Andrew Rice visited Uganda last year to write an article on the extinction of the Ankole Cattle. I'd been waiting with baited breath for the article, and though I usually check the New York Times Magazine site every Sunday, this week it took me until Wednesday to get around to it. And his article, "A Dying Breed," awaited me.
Rice visits cattle farmers all over the country to find that the Ankole cattle, so distinct to Uganda, could be extinct within less than 50 years. They're being cross bread with an American cattle breed called the Holstein. While Holsteins produce much more milk than Ankole, they also require more care and feed and don't really have the genetic protections necessary to survive in Sub-Saharan Africa. But the cows are being cross-bred nonetheless.
According to industry figures, American companies exported 10 million “doses” of cattle semen in 2006.The result? Less genetic variation, fewer Ankole and a lot more milk. But, as Rice mentions, several Ugandan tribes are lactose intolerant. USAID is spending millions of dollars promoting milk, but problems remain.
The volume of milk produced in Uganda doubled between 1993 and 2003, but in the absence of a surge in demand or improved delivery systems, the product has literally flooded the market.Refrigeration and transportation are just two impediments to selling so much milk.
It doesn't seem that anyone ever asked if Uganda needs so much milk. And the trade-off for dairy is loss of genetic variation, before we even know what benefits might be hidden underneath those giant horns, as well as creating a national herd that is less-disease resistant and adoptive to the climate.

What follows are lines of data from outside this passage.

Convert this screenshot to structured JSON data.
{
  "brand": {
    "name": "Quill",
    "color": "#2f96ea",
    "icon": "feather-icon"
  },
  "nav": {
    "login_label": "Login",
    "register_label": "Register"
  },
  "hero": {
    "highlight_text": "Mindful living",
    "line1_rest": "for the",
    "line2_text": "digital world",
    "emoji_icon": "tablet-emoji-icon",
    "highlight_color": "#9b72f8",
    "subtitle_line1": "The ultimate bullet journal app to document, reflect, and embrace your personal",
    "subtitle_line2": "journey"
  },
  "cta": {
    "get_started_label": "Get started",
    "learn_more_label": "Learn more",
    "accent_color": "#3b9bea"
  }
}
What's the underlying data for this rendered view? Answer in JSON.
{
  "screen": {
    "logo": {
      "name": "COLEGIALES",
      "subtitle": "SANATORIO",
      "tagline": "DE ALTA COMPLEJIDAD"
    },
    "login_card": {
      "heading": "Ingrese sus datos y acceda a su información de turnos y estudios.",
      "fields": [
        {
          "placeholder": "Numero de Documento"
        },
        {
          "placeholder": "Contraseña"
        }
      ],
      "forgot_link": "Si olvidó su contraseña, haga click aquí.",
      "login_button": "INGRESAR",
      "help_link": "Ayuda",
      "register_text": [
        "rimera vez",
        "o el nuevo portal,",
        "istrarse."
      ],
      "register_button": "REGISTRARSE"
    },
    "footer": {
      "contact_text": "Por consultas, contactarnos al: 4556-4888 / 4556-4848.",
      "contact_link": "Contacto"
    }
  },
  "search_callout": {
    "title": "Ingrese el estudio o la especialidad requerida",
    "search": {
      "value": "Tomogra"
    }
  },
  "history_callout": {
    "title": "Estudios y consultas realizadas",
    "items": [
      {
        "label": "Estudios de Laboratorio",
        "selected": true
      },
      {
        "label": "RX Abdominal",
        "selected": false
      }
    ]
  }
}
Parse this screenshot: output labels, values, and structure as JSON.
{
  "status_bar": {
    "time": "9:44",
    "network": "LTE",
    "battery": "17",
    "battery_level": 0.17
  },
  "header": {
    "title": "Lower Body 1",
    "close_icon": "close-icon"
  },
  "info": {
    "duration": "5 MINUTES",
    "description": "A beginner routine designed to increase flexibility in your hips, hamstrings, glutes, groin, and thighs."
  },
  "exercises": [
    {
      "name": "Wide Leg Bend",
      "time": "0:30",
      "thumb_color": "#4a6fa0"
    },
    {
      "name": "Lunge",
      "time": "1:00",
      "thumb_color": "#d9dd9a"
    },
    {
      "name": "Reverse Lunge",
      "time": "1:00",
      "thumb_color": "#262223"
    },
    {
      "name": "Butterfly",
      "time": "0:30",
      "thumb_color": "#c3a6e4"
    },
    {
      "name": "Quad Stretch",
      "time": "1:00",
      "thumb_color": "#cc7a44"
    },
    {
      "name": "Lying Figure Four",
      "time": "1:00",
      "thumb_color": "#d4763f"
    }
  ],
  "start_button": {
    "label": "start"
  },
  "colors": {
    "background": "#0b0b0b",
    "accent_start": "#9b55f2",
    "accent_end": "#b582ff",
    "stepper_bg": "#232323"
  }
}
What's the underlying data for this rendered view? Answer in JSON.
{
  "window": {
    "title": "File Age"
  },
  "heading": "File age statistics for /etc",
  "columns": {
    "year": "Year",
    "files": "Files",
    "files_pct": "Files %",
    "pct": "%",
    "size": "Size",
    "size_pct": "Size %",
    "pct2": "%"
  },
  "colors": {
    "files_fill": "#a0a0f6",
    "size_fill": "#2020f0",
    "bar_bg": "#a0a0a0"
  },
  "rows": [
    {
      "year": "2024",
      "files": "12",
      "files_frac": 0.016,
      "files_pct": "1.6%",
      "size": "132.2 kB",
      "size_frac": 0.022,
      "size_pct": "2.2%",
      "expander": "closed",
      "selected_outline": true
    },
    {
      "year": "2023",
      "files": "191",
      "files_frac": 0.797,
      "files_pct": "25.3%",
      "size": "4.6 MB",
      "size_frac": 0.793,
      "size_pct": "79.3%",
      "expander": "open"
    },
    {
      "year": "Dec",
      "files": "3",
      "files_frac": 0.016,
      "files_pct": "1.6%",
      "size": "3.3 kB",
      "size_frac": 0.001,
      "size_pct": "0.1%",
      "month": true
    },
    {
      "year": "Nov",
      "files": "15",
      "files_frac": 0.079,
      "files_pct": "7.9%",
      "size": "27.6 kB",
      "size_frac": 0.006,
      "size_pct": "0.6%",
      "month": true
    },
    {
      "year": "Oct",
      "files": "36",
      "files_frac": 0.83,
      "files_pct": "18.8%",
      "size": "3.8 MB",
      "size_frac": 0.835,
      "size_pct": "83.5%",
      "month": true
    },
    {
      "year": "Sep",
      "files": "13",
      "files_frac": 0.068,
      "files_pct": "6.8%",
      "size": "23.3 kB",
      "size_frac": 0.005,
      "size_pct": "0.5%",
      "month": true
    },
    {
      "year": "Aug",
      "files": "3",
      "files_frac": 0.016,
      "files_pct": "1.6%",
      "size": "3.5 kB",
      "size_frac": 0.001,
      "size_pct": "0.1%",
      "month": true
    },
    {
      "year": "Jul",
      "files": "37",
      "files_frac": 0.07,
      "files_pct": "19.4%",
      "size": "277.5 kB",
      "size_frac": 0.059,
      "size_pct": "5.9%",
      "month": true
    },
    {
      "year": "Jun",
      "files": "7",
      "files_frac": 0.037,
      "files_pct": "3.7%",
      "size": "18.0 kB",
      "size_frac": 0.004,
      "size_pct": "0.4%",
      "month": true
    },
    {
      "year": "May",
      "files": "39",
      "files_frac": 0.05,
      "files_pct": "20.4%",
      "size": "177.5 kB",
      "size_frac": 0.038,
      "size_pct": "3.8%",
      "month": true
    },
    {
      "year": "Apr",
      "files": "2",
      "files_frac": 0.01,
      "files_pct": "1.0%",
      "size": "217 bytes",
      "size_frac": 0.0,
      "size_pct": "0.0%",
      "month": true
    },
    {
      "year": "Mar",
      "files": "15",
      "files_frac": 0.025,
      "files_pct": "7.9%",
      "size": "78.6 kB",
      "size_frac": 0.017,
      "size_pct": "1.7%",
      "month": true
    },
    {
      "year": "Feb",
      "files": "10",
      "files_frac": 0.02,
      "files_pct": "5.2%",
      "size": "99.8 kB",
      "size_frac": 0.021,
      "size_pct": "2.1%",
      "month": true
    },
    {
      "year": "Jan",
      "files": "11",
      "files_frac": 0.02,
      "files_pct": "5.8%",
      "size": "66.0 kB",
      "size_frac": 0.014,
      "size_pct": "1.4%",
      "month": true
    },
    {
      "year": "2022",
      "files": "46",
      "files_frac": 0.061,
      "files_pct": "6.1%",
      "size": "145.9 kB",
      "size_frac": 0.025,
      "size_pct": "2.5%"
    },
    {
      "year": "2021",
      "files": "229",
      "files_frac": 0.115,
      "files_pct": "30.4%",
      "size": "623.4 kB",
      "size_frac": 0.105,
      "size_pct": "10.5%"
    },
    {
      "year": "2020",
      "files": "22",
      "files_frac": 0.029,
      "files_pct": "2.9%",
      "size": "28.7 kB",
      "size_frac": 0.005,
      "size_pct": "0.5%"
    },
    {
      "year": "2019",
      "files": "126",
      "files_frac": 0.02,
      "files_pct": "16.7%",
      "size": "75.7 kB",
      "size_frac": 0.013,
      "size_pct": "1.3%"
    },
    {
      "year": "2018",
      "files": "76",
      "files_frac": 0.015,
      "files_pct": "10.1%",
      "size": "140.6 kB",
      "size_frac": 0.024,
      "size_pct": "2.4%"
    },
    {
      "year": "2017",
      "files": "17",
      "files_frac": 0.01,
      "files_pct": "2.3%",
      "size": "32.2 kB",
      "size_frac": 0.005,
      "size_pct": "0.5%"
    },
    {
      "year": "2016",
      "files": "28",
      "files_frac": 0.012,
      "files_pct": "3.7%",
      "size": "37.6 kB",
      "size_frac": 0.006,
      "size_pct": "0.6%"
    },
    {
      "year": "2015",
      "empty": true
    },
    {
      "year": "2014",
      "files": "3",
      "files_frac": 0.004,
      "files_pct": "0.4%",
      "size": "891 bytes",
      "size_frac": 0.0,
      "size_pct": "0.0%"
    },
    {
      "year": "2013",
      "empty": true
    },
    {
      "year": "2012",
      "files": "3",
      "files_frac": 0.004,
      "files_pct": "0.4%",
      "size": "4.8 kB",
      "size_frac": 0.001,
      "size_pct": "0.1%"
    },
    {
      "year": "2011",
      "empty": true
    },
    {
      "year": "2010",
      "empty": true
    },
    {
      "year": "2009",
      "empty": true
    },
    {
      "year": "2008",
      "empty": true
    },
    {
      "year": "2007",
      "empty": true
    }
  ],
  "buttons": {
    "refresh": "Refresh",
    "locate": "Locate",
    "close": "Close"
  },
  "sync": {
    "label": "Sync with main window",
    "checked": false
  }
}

One big heat wave, it seems, could wipe out the nation's Holsteins. Given the recent spate of floods, no one should be counting on a stable environment. USAID and other organizations may think they're coming to Uganda's rescue with genetically superior cows, but will they be the knight in shinning armor once their cows have perished?